Pick me, pick me! How often as children and maybe even as adults have we hoped to be chosen to give the answer or join the team. Everyone dreaded the know-it-all and no one wanted to be picked last for the team. In between all this are those individuals that rarely say a thing, or are picked somewhere in the middle of the line-up of potential teammates.
So many of us are in that middle ground, we have the answers but do not share, we want to play but it doesn't really matter which team we are on. We coast through life just hoping to get by, maybe someone notices us, maybe no one does. It's okay, it really doesn't matter, until we lose someone we love.
But if you are someone who likes to express themselves, who knows what team they would like to be on, losing someone can be quite interesting. I am verbal, I have read many books in my life and have a cache of useless trivial knowledge stored in my brain. Occasionally a tidbit of this knowledge pipes up and there I go again, having the most obscure answers to something. My kids have dubbed them mom isms.
When my daughter died, at first I was very quiet, just wanted to be alone, seeking solace. If I couldn't achieve it at home, I would take a ride to the seashore and listen to the crashing waves. On those days where I needed to stay close to home, I would often pick up a coffee after dropping my son off at school and head to the cemetery. Yes, the cemetery, it is a great place to be alone with your thoughts, cry and scream out loud if need be, or just sit and talk to your loved one. Besides no one bothers you, they may nod as they walk by, say a quick morning, but that's it, you are left pretty much by yourself. I would do this when I knew I couldn't get peace and quiet at home.
As time went on, I found myself wanting to talk, to share my story, and thankfully I found some willing souls who allowed me to do just that. At home however, it was a different story, if I talked about Rachel, my son would retreat, my daughter would say here you go again and my husband would begin to tear up. It became very difficult and uncomfortable, I felt as if I were walking on eggshells around my immediate family. These are the people who are supposed to understand, the ones who stand by you through thick or thin. Why then did they not want to talk about Rachel, why was this topic such taboo.
My belief was if I shared her story, I would some how find healing, by talking about her I was insuring that her memory lived on. It was working for me, but definitely not for the rest of my immediate family.
You may find yourself in this very awkward situation, some may walk away from you, others shrug you off. Still others my plainly tell you to shut-up, enough already. Now all of a sudden, you feel as if everything around you is falling apart. I thought we all felt the same way, why is it so hard to talk about any of this.
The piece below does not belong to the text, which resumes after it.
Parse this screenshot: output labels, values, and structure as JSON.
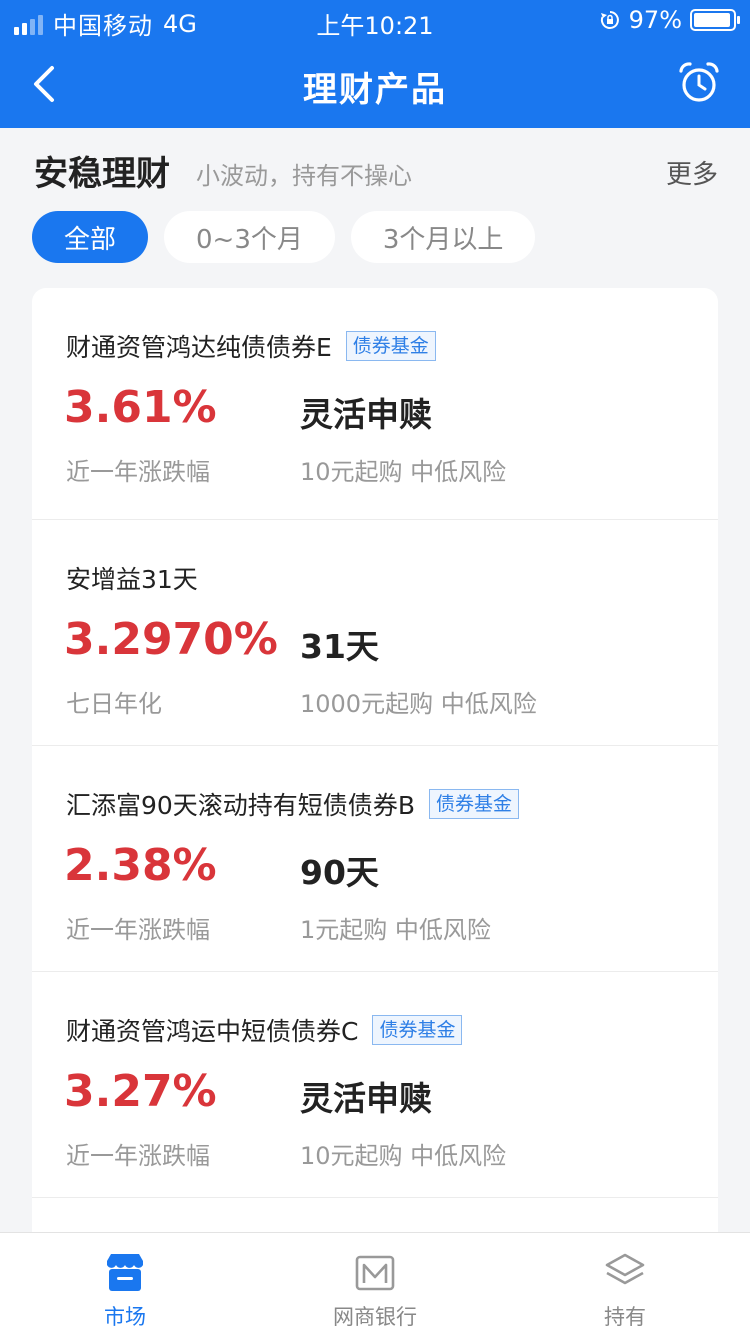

What we fail to see is that we do not all travel on this path in sync. We are all at different legs of this journey, a few are still in shock, some are in denial, there are those who are angry, some bob around in a sea of confusion, others have learned to accept the death, and some know that they must go on.
At a meeting that I was at earlier this evening, I noticed that when the group was asked a question, a few readily answered, while others waited, weighing their questions in their heads. "What if it's not the right answer, what if it's a dumb question? Let's see what the majority says, then I'll chime in. As I drove home, I started to think about my blog topic, and realized how we play out this scenario in many aspects of our lives. You get a feel for your audience, you watch for the reactions to what is said, and then you respond accordingly.
Grief is so similar, we watch the reactions of others, we avoid saying 'the name' in some environments, we know when we can talk and when it is best to say nothing at all. Until one day when we say ENOUGH! I need to talk, I need to share, can someone just please listen to me. I had and still have a handful of wonderful souls, who let me ramble on, saying whatever comes to mind. I also sought out counseling which let me openly discuss and say things I wouldn't dare say to family or friends. This gave me an avenue to share not only my emotions, but the hurts dealt to me by well-meaning people.
Pick me! Pick someone. Find a sounding board, someone who will let you be you, without judgement, without pity, allowing you to say what comes to mind. In a book I read "Rachel's Cry, A Journey Through Grief" - real name, and yes, I may have picked it up because of the name. In it the author, Richard A. Drew, M.D., expresses his journey through grief in poetry. It was his way of sharing his loss, and how it effected him. In his introduction he states "My goal in writing these poems was primarily self-therapy. However, I hope sharing them might help others who are struggling through grief."
Here is an excerpt from one of his poems, The Psychiatrist:
"I want my son back. I want to know why
He died. Since that is not possible,
Who'll cry along with me and hold my hand,
And will let me be as sad as I choose
Without giving advice. Who won't leave when I lose
My temper. Who'll hear without judging when
I rail at God and ask where has He been.
I want you to care, then, if you see fit,
Break my heart gently. Don't smash it to bits."
So go ahead raise your hand, answer that question, be the first in line. Talk about it if that is what you need, or just sit quietly with someone who understands. But most importantly allow yourself to grieve.